* Task requirements:
The records sit below this line. Repeat all of them exactly.

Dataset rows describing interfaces
Start of Block
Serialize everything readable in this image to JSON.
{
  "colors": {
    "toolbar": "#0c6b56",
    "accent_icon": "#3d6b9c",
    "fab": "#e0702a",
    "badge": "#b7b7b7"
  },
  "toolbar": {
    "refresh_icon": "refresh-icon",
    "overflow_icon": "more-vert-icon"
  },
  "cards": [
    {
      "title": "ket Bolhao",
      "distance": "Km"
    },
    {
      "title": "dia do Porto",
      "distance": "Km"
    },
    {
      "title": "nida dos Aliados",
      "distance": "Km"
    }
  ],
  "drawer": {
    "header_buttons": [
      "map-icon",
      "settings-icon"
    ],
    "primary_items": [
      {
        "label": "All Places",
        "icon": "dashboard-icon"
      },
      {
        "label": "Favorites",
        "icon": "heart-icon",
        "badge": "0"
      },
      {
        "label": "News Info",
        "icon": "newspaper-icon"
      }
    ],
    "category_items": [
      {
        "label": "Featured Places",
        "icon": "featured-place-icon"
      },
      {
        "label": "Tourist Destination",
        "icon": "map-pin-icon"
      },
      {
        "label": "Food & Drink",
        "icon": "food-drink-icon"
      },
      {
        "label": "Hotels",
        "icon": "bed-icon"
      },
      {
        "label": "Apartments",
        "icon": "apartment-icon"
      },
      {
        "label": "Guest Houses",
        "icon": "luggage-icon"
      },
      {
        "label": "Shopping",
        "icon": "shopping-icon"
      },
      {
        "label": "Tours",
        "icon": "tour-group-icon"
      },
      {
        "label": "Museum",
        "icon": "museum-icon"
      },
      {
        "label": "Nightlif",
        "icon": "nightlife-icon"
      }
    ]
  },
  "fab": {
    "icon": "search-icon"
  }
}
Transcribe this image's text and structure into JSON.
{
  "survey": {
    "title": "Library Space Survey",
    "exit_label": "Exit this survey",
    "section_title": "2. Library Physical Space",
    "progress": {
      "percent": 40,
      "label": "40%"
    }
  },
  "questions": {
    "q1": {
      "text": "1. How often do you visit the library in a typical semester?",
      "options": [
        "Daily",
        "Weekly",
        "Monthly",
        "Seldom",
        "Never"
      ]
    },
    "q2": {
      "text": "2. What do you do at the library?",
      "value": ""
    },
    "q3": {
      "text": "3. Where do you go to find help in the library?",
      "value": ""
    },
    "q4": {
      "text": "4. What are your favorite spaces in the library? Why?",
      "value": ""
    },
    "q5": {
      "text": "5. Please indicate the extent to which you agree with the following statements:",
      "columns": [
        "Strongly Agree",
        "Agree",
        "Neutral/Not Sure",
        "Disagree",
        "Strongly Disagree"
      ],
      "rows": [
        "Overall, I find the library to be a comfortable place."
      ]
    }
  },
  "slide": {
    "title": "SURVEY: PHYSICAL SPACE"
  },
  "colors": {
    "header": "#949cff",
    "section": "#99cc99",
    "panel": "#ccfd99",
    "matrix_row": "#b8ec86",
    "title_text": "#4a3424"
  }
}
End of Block
* Written solution:
Serialize everything readable in this image to JSON.
{
  "colors": {
    "toolbar": "#0c6b56",
    "accent_icon": "#3d6b9c",
    "fab": "#e0702a",
    "badge": "#b7b7b7"
  },
  "toolbar": {
    "refresh_icon": "refresh-icon",
    "overflow_icon": "more-vert-icon"
  },
  "cards": [
    {
      "title": "ket Bolhao",
      "distance": "Km"
    },
    {
      "title": "dia do Porto",
      "distance": "Km"
    },
    {
      "title": "nida dos Aliados",
      "distance": "Km"
    }
  ],
  "drawer": {
    "header_buttons": [
      "map-icon",
      "settings-icon"
    ],
    "primary_items": [
      {
        "label": "All Places",
        "icon": "dashboard-icon"
      },
      {
        "label": "Favorites",
        "icon": "heart-icon",
        "badge": "0"
      },
      {
        "label": "News Info",
        "icon": "newspaper-icon"
      }
    ],
    "category_items": [
      {
        "label": "Featured Places",
        "icon": "featured-place-icon"
      },
      {
        "label": "Tourist Destination",
        "icon": "map-pin-icon"
      },
      {
        "label": "Food & Drink",
        "icon": "food-drink-icon"
      },
      {
        "label": "Hotels",
        "icon": "bed-icon"
      },
      {
        "label": "Apartments",
        "icon": "apartment-icon"
      },
      {
        "label": "Guest Houses",
        "icon": "luggage-icon"
      },
      {
        "label": "Shopping",
        "icon": "shopping-icon"
      },
      {
        "label": "Tours",
        "icon": "tour-group-icon"
      },
      {
        "label": "Museum",
        "icon": "museum-icon"
      },
      {
        "label": "Nightlif",
        "icon": "nightlife-icon"
      }
    ]
  },
  "fab": {
    "icon": "search-icon"
  }
}
Transcribe this image's text and structure into JSON.
{
  "survey": {
    "title": "Library Space Survey",
    "exit_label": "Exit this survey",
    "section_title": "2. Library Physical Space",
    "progress": {
      "percent": 40,
      "label": "40%"
    }
  },
  "questions": {
    "q1": {
      "text": "1. How often do you visit the library in a typical semester?",
      "options": [
        "Daily",
        "Weekly",
        "Monthly",
        "Seldom",
        "Never"
      ]
    },
    "q2": {
      "text": "2. What do you do at the library?",
      "value": ""
    },
    "q3": {
      "text": "3. Where do you go to find help in the library?",
      "value": ""
    },
    "q4": {
      "text": "4. What are your favorite spaces in the library? Why?",
      "value": ""
    },
    "q5": {
      "text": "5. Please indicate the extent to which you agree with the following statements:",
      "columns": [
        "Strongly Agree",
        "Agree",
        "Neutral/Not Sure",
        "Disagree",
        "Strongly Disagree"
      ],
      "rows": [
        "Overall, I find the library to be a comfortable place."
      ]
    }
  },
  "slide": {
    "title": "SURVEY: PHYSICAL SPACE"
  },
  "colors": {
    "header": "#949cff",
    "section": "#99cc99",
    "panel": "#ccfd99",
    "matrix_row": "#b8ec86",
    "title_text": "#4a3424"
  }
}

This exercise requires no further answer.